TASK DESCRIPTION - Repeat the records below exactly as they appear.

GIVEN INFORMATION -

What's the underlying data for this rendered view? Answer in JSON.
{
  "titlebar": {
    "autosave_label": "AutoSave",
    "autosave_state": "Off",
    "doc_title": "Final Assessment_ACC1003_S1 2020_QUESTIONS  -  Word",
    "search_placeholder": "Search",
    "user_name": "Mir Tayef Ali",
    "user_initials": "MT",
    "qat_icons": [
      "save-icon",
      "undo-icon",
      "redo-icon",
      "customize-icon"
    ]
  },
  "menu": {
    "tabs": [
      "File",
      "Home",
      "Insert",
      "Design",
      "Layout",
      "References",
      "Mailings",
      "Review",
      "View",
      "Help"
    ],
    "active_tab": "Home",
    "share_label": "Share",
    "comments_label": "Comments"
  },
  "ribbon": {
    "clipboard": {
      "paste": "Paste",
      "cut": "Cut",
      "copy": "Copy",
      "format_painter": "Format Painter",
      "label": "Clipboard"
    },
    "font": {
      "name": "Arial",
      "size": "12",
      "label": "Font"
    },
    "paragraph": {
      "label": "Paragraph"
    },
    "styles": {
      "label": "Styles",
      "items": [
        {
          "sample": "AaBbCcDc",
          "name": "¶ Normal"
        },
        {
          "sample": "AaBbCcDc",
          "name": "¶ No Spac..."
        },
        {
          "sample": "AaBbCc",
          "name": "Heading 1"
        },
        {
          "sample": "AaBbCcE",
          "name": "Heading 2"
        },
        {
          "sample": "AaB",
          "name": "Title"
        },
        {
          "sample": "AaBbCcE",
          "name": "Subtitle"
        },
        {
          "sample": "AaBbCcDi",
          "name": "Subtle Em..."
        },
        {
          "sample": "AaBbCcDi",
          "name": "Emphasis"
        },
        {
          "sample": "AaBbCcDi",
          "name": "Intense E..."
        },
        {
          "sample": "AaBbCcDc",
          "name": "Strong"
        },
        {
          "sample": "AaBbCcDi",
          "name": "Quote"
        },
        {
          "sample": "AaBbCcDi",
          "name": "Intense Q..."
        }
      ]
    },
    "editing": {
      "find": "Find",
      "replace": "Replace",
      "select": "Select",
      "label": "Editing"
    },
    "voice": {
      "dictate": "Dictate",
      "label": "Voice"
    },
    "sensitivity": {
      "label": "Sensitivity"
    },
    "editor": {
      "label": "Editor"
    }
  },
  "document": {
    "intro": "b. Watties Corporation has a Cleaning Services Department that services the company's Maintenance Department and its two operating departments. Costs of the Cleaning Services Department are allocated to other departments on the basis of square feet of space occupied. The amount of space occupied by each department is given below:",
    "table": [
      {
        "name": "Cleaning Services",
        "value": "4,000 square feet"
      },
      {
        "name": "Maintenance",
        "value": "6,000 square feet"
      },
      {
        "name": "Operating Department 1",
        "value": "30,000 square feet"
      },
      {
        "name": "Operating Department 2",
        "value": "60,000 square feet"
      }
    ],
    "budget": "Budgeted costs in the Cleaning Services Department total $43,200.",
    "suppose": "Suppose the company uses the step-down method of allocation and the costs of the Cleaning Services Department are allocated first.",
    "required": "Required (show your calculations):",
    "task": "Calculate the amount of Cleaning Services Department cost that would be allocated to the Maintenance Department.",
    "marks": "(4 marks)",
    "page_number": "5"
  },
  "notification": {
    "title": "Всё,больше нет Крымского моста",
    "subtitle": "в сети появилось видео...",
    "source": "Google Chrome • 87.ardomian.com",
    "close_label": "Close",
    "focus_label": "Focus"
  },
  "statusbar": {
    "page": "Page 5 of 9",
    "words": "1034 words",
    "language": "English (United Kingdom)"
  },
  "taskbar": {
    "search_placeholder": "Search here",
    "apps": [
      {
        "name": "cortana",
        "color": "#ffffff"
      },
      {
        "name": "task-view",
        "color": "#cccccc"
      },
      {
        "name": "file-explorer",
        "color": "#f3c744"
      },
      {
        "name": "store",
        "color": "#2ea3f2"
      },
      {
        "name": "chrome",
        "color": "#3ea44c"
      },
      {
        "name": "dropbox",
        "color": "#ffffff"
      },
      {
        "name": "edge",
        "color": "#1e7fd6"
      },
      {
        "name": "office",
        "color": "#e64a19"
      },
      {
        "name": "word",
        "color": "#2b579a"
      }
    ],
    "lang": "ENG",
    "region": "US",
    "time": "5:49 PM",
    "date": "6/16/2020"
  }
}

EXERCISE ANSWER -
What's the underlying data for this rendered view? Answer in JSON.
{
  "titlebar": {
    "autosave_label": "AutoSave",
    "autosave_state": "Off",
    "doc_title": "Final Assessment_ACC1003_S1 2020_QUESTIONS  -  Word",
    "search_placeholder": "Search",
    "user_name": "Mir Tayef Ali",
    "user_initials": "MT",
    "qat_icons": [
      "save-icon",
      "undo-icon",
      "redo-icon",
      "customize-icon"
    ]
  },
  "menu": {
    "tabs": [
      "File",
      "Home",
      "Insert",
      "Design",
      "Layout",
      "References",
      "Mailings",
      "Review",
      "View",
      "Help"
    ],
    "active_tab": "Home",
    "share_label": "Share",
    "comments_label": "Comments"
  },
  "ribbon": {
    "clipboard": {
      "paste": "Paste",
      "cut": "Cut",
      "copy": "Copy",
      "format_painter": "Format Painter",
      "label": "Clipboard"
    },
    "font": {
      "name": "Arial",
      "size": "12",
      "label": "Font"
    },
    "paragraph": {
      "label": "Paragraph"
    },
    "styles": {
      "label": "Styles",
      "items": [
        {
          "sample": "AaBbCcDc",
          "name": "¶ Normal"
        },
        {
          "sample": "AaBbCcDc",
          "name": "¶ No Spac..."
        },
        {
          "sample": "AaBbCc",
          "name": "Heading 1"
        },
        {
          "sample": "AaBbCcE",
          "name": "Heading 2"
        },
        {
          "sample": "AaB",
          "name": "Title"
        },
        {
          "sample": "AaBbCcE",
          "name": "Subtitle"
        },
        {
          "sample": "AaBbCcDi",
          "name": "Subtle Em..."
        },
        {
          "sample": "AaBbCcDi",
          "name": "Emphasis"
        },
        {
          "sample": "AaBbCcDi",
          "name": "Intense E..."
        },
        {
          "sample": "AaBbCcDc",
          "name": "Strong"
        },
        {
          "sample": "AaBbCcDi",
          "name": "Quote"
        },
        {
          "sample": "AaBbCcDi",
          "name": "Intense Q..."
        }
      ]
    },
    "editing": {
      "find": "Find",
      "replace": "Replace",
      "select": "Select",
      "label": "Editing"
    },
    "voice": {
      "dictate": "Dictate",
      "label": "Voice"
    },
    "sensitivity": {
      "label": "Sensitivity"
    },
    "editor": {
      "label": "Editor"
    }
  },
  "document": {
    "intro": "b. Watties Corporation has a Cleaning Services Department that services the company's Maintenance Department and its two operating departments. Costs of the Cleaning Services Department are allocated to other departments on the basis of square feet of space occupied. The amount of space occupied by each department is given below:",
    "table": [
      {
        "name": "Cleaning Services",
        "value": "4,000 square feet"
      },
      {
        "name": "Maintenance",
        "value": "6,000 square feet"
      },
      {
        "name": "Operating Department 1",
        "value": "30,000 square feet"
      },
      {
        "name": "Operating Department 2",
        "value": "60,000 square feet"
      }
    ],
    "budget": "Budgeted costs in the Cleaning Services Department total $43,200.",
    "suppose": "Suppose the company uses the step-down method of allocation and the costs of the Cleaning Services Department are allocated first.",
    "required": "Required (show your calculations):",
    "task": "Calculate the amount of Cleaning Services Department cost that would be allocated to the Maintenance Department.",
    "marks": "(4 marks)",
    "page_number": "5"
  },
  "notification": {
    "title": "Всё,больше нет Крымского моста",
    "subtitle": "в сети появилось видео...",
    "source": "Google Chrome • 87.ardomian.com",
    "close_label": "Close",
    "focus_label": "Focus"
  },
  "statusbar": {
    "page": "Page 5 of 9",
    "words": "1034 words",
    "language": "English (United Kingdom)"
  },
  "taskbar": {
    "search_placeholder": "Search here",
    "apps": [
      {
        "name": "cortana",
        "color": "#ffffff"
      },
      {
        "name": "task-view",
        "color": "#cccccc"
      },
      {
        "name": "file-explorer",
        "color": "#f3c744"
      },
      {
        "name": "store",
        "color": "#2ea3f2"
      },
      {
        "name": "chrome",
        "color": "#3ea44c"
      },
      {
        "name": "dropbox",
        "color": "#ffffff"
      },
      {
        "name": "edge",
        "color": "#1e7fd6"
      },
      {
        "name": "office",
        "color": "#e64a19"
      },
      {
        "name": "word",
        "color": "#2b579a"
      }
    ],
    "lang": "ENG",
    "region": "US",
    "time": "5:49 PM",
    "date": "6/16/2020"
  }
}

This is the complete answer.